Stored items from a collection
>>>

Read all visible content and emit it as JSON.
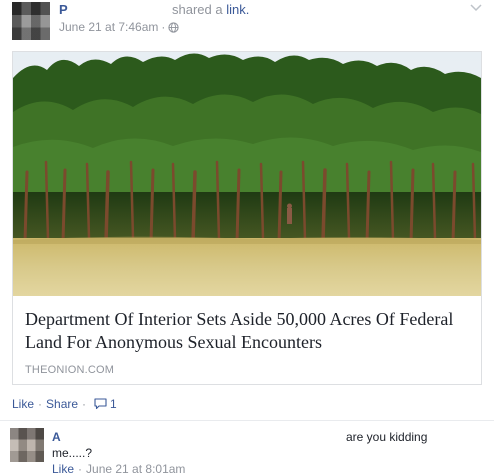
{
  "post": {
    "author": "P",
    "action_text": "shared a",
    "action_link": "link.",
    "timestamp": "June 21 at 7:46am",
    "separator": "·",
    "privacy_icon": "globe-icon",
    "menu_icon": "chevron-down-icon"
  },
  "link_card": {
    "image": "forest-photo",
    "headline": "Department Of Interior Sets Aside 50,000 Acres Of Federal Land For Anonymous Sexual Encounters",
    "domain": "THEONION.COM"
  },
  "actions": {
    "like": "Like",
    "separator": "·",
    "share": "Share",
    "comment_icon": "comment-bubble-icon",
    "comment_count": "1"
  },
  "comment": {
    "author": "A",
    "text": "me.....?",
    "side_text": "are you kidding",
    "like": "Like",
    "separator": "·",
    "time": "June 21 at 8:01am"
  },
  "colors": {
    "link_blue": "#3b5998",
    "meta_gray": "#90949c",
    "text_dark": "#1d2129",
    "border": "#dddfe2"
  }
}
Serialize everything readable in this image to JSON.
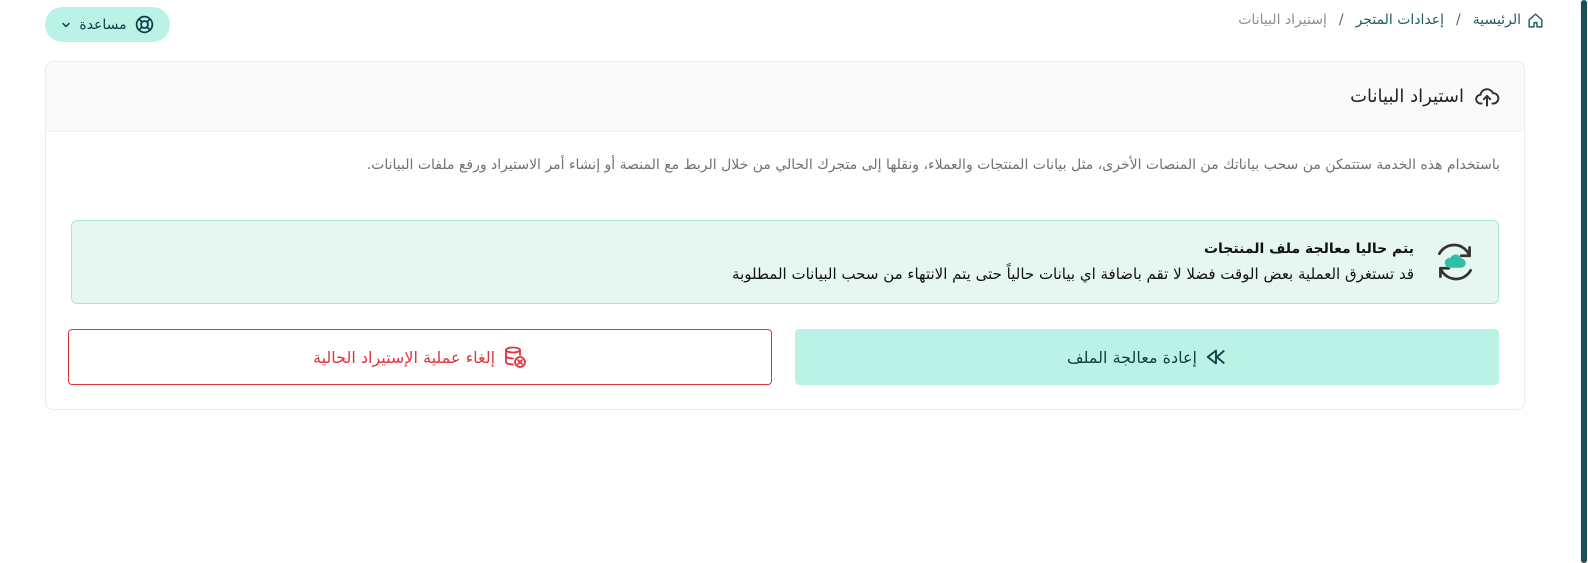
{
  "breadcrumb": {
    "home": "الرئيسية",
    "store_settings": "إعدادات المتجر",
    "current": "إستيراد البيانات",
    "separator": "/"
  },
  "help": {
    "label": "مساعدة",
    "icon": "lifebuoy-icon"
  },
  "card": {
    "title": "استيراد البيانات",
    "title_icon": "cloud-upload-icon",
    "description": "باستخدام هذه الخدمة ستتمكن من سحب بياناتك من المنصات الأخرى، مثل بيانات المنتجات والعملاء، ونقلها إلى متجرك الحالي من خلال الربط مع المنصة أو إنشاء أمر الاستيراد ورفع ملفات البيانات."
  },
  "notice": {
    "title": "يتم حاليا معالجة ملف المنتجات",
    "body": "قد تستغرق العملية بعض الوقت فضلا لا تقم باضافة اي بيانات حالياً حتى يتم الانتهاء من سحب البيانات المطلوبة",
    "icon": "cloud-sync-icon"
  },
  "actions": {
    "reprocess_label": "إعادة معالجة الملف",
    "cancel_label": "إلغاء عملية الإستيراد الحالية"
  },
  "colors": {
    "accent": "#baf3e6",
    "accent_text": "#0f3e45",
    "danger": "#e0353d",
    "notice_bg": "#e6f7f1",
    "notice_border": "#a8e6d6"
  }
}
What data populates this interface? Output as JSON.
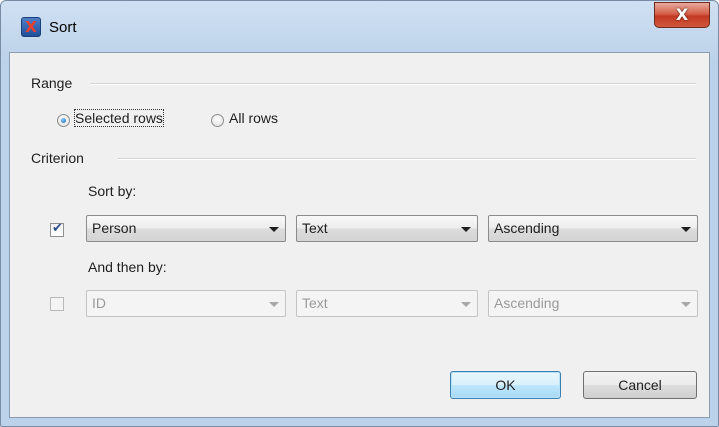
{
  "window": {
    "title": "Sort",
    "close_label": "X"
  },
  "range": {
    "label": "Range",
    "options": [
      {
        "label": "Selected rows",
        "checked": true
      },
      {
        "label": "All rows",
        "checked": false
      }
    ]
  },
  "criterion": {
    "label": "Criterion",
    "sort_by": {
      "label": "Sort by:",
      "enabled": true,
      "field": "Person",
      "type": "Text",
      "order": "Ascending"
    },
    "then_by": {
      "label": "And then by:",
      "enabled": false,
      "field": "ID",
      "type": "Text",
      "order": "Ascending"
    }
  },
  "buttons": {
    "ok": "OK",
    "cancel": "Cancel"
  }
}
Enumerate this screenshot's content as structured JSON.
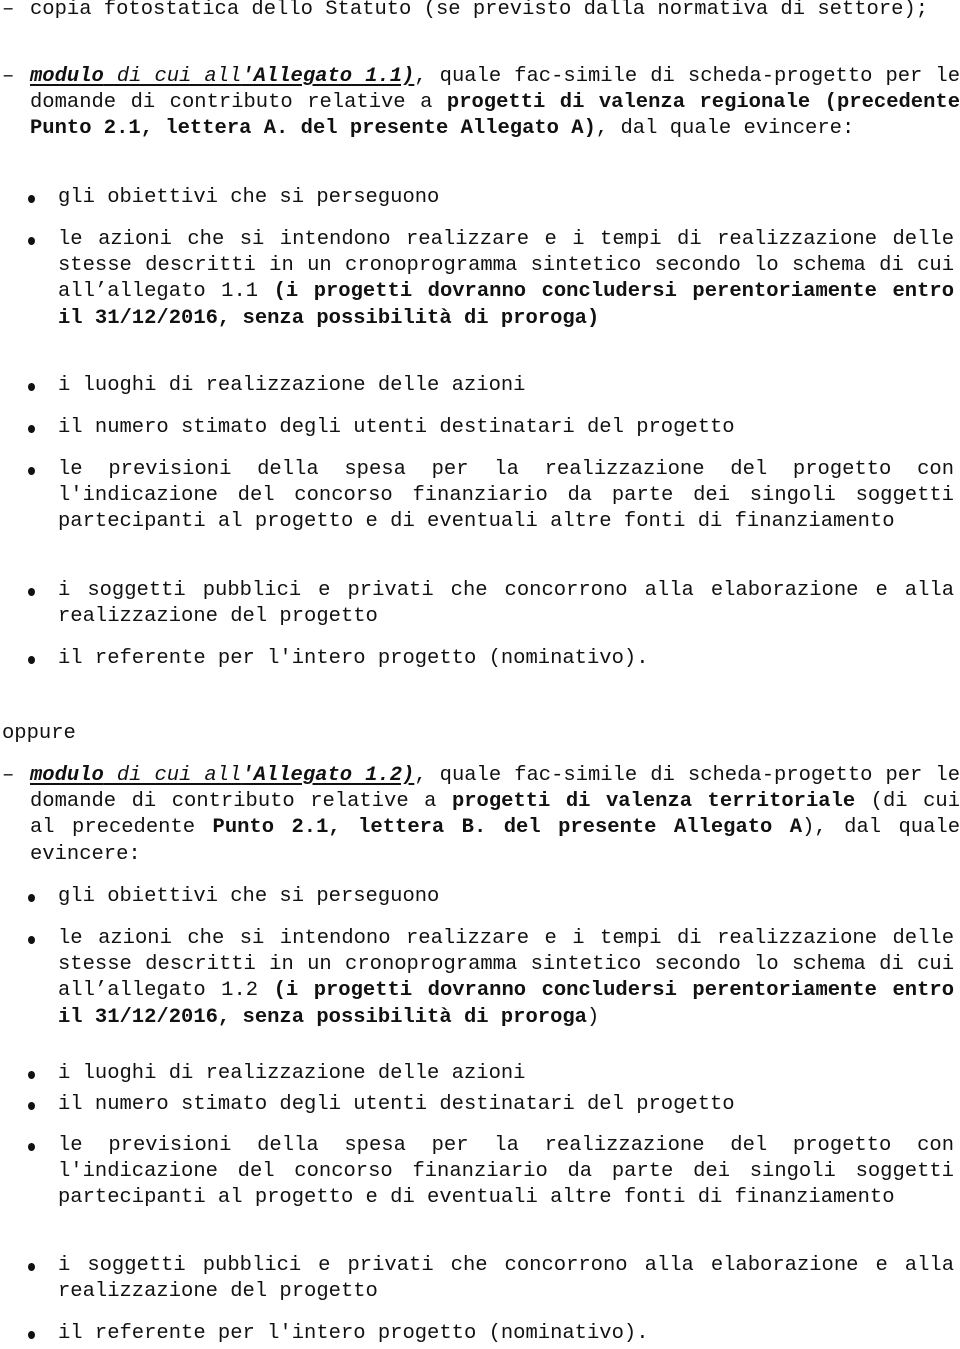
{
  "document": {
    "intro_item": {
      "marker": "–",
      "text": "copia fotostatica dello Statuto (se previsto dalla normativa di settore);"
    },
    "module_1": {
      "marker": "–",
      "link_bold_1": "modulo",
      "link_italic": " di cui all",
      "link_bold_2": "'Allegato 1.1)",
      "text_1": ", quale fac-simile di scheda-progetto per le domande di contributo relative a ",
      "bold_1": "progetti di valenza regionale (precedente Punto 2.1, lettera A. del presente Allegato A)",
      "text_2": ", dal quale evincere:",
      "items": [
        {
          "text": "gli obiettivi che si perseguono"
        },
        {
          "text": "le azioni che si intendono realizzare e i tempi di realizzazione delle stesse descritti in un cronoprogramma sintetico secondo lo schema di cui all’allegato 1.1 ",
          "bold": "(i progetti dovranno concludersi perentoriamente entro il 31/12/2016, senza possibilità di proroga)",
          "tail": ""
        },
        {
          "text": "i luoghi di realizzazione delle azioni"
        },
        {
          "text": "il numero stimato degli utenti destinatari del progetto"
        },
        {
          "text": "le previsioni della spesa per la realizzazione del progetto con l'indicazione del concorso finanziario da parte dei singoli soggetti partecipanti al progetto e di eventuali altre fonti di finanziamento"
        },
        {
          "text": "i soggetti pubblici e privati che concorrono alla elaborazione e alla realizzazione del progetto"
        },
        {
          "text": "il referente per l'intero progetto (nominativo)."
        }
      ]
    },
    "separator": "oppure",
    "module_2": {
      "marker": "–",
      "link_bold_1": "modulo",
      "link_italic": " di cui all",
      "link_bold_2": "'Allegato 1.2)",
      "text_1": ", quale fac-simile di scheda-progetto per le domande di contributo relative a ",
      "bold_1": "progetti di valenza territoriale",
      "text_2": " (di cui al precedente ",
      "bold_2": "Punto 2.1, lettera B. del presente Allegato A",
      "text_3": "), dal quale evincere:",
      "items": [
        {
          "text": "gli obiettivi che si perseguono"
        },
        {
          "text": "le azioni che si intendono realizzare e i tempi di realizzazione delle stesse descritti in un cronoprogramma sintetico secondo lo schema di cui all’allegato 1.2 ",
          "bold": "(i progetti dovranno concludersi perentoriamente entro il 31/12/2016, senza possibilità di proroga",
          "tail": ")"
        },
        {
          "text": "i luoghi di realizzazione delle azioni"
        },
        {
          "text": "il numero stimato degli utenti destinatari del progetto"
        },
        {
          "text": "le previsioni della spesa per la realizzazione del progetto con l'indicazione del concorso finanziario da parte dei singoli soggetti partecipanti al progetto e di eventuali altre fonti di finanziamento"
        },
        {
          "text": "i soggetti pubblici e privati che concorrono alla elaborazione e alla realizzazione del progetto"
        },
        {
          "text": "il referente per l'intero progetto (nominativo)."
        }
      ]
    }
  }
}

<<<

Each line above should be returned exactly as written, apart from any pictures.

> Exercise response:
Read all visible content and emit it as JSON.
{
  "post": {
    "author": "P",
    "action_text": "shared a",
    "action_link": "link.",
    "timestamp": "June 21 at 7:46am",
    "separator": "·",
    "privacy_icon": "globe-icon",
    "menu_icon": "chevron-down-icon"
  },
  "link_card": {
    "image": "forest-photo",
    "headline": "Department Of Interior Sets Aside 50,000 Acres Of Federal Land For Anonymous Sexual Encounters",
    "domain": "THEONION.COM"
  },
  "actions": {
    "like": "Like",
    "separator": "·",
    "share": "Share",
    "comment_icon": "comment-bubble-icon",
    "comment_count": "1"
  },
  "comment": {
    "author": "A",
    "text": "me.....?",
    "side_text": "are you kidding",
    "like": "Like",
    "separator": "·",
    "time": "June 21 at 8:01am"
  },
  "colors": {
    "link_blue": "#3b5998",
    "meta_gray": "#90949c",
    "text_dark": "#1d2129",
    "border": "#dddfe2"
  }
}
Serialize everything readable in this image to JSON.
{
  "breadcrumb": {
    "home": "الرئيسية",
    "store_settings": "إعدادات المتجر",
    "current": "إستيراد البيانات",
    "separator": "/"
  },
  "help": {
    "label": "مساعدة",
    "icon": "lifebuoy-icon"
  },
  "card": {
    "title": "استيراد البيانات",
    "title_icon": "cloud-upload-icon",
    "description": "باستخدام هذه الخدمة ستتمكن من سحب بياناتك من المنصات الأخرى، مثل بيانات المنتجات والعملاء، ونقلها إلى متجرك الحالي من خلال الربط مع المنصة أو إنشاء أمر الاستيراد ورفع ملفات البيانات."
  },
  "notice": {
    "title": "يتم حاليا معالجة ملف المنتجات",
    "body": "قد تستغرق العملية بعض الوقت فضلا لا تقم باضافة اي بيانات حالياً حتى يتم الانتهاء من سحب البيانات المطلوبة",
    "icon": "cloud-sync-icon"
  },
  "actions": {
    "reprocess_label": "إعادة معالجة الملف",
    "cancel_label": "إلغاء عملية الإستيراد الحالية"
  },
  "colors": {
    "accent": "#baf3e6",
    "accent_text": "#0f3e45",
    "danger": "#e0353d",
    "notice_bg": "#e6f7f1",
    "notice_border": "#a8e6d6"
  }
}
What data populates this interface? Output as JSON.
{
  "window": {
    "title": "Sort",
    "close_label": "X"
  },
  "range": {
    "label": "Range",
    "options": [
      {
        "label": "Selected rows",
        "checked": true
      },
      {
        "label": "All rows",
        "checked": false
      }
    ]
  },
  "criterion": {
    "label": "Criterion",
    "sort_by": {
      "label": "Sort by:",
      "enabled": true,
      "field": "Person",
      "type": "Text",
      "order": "Ascending"
    },
    "then_by": {
      "label": "And then by:",
      "enabled": false,
      "field": "ID",
      "type": "Text",
      "order": "Ascending"
    }
  },
  "buttons": {
    "ok": "OK",
    "cancel": "Cancel"
  }
}
Enumerate this screenshot's content as structured JSON.
{
  "document": {
    "intro_item": {
      "marker": "–",
      "text": "copia fotostatica dello Statuto (se previsto dalla normativa di settore);"
    },
    "module_1": {
      "marker": "–",
      "link_bold_1": "modulo",
      "link_italic": " di cui all",
      "link_bold_2": "'Allegato 1.1)",
      "text_1": ", quale fac-simile di scheda-progetto per le domande di contributo relative a ",
      "bold_1": "progetti di valenza regionale (precedente Punto 2.1, lettera A. del presente Allegato A)",
      "text_2": ", dal quale evincere:",
      "items": [
        {
          "text": "gli obiettivi che si perseguono"
        },
        {
          "text": "le azioni che si intendono realizzare e i tempi di realizzazione delle stesse descritti in un cronoprogramma sintetico secondo lo schema di cui all’allegato 1.1 ",
          "bold": "(i progetti dovranno concludersi perentoriamente entro il 31/12/2016, senza possibilità di proroga)",
          "tail": ""
        },
        {
          "text": "i luoghi di realizzazione delle azioni"
        },
        {
          "text": "il numero stimato degli utenti destinatari del progetto"
        },
        {
          "text": "le previsioni della spesa per la realizzazione del progetto con l'indicazione del concorso finanziario da parte dei singoli soggetti partecipanti al progetto e di eventuali altre fonti di finanziamento"
        },
        {
          "text": "i soggetti pubblici e privati che concorrono alla elaborazione e alla realizzazione del progetto"
        },
        {
          "text": "il referente per l'intero progetto (nominativo)."
        }
      ]
    },
    "separator": "oppure",
    "module_2": {
      "marker": "–",
      "link_bold_1": "modulo",
      "link_italic": " di cui all",
      "link_bold_2": "'Allegato 1.2)",
      "text_1": ", quale fac-simile di scheda-progetto per le domande di contributo relative a ",
      "bold_1": "progetti di valenza territoriale",
      "text_2": " (di cui al precedente ",
      "bold_2": "Punto 2.1, lettera B. del presente Allegato A",
      "text_3": "), dal quale evincere:",
      "items": [
        {
          "text": "gli obiettivi che si perseguono"
        },
        {
          "text": "le azioni che si intendono realizzare e i tempi di realizzazione delle stesse descritti in un cronoprogramma sintetico secondo lo schema di cui all’allegato 1.2 ",
          "bold": "(i progetti dovranno concludersi perentoriamente entro il 31/12/2016, senza possibilità di proroga",
          "tail": ")"
        },
        {
          "text": "i luoghi di realizzazione delle azioni"
        },
        {
          "text": "il numero stimato degli utenti destinatari del progetto"
        },
        {
          "text": "le previsioni della spesa per la realizzazione del progetto con l'indicazione del concorso finanziario da parte dei singoli soggetti partecipanti al progetto e di eventuali altre fonti di finanziamento"
        },
        {
          "text": "i soggetti pubblici e privati che concorrono alla elaborazione e alla realizzazione del progetto"
        },
        {
          "text": "il referente per l'intero progetto (nominativo)."
        }
      ]
    }
  }
}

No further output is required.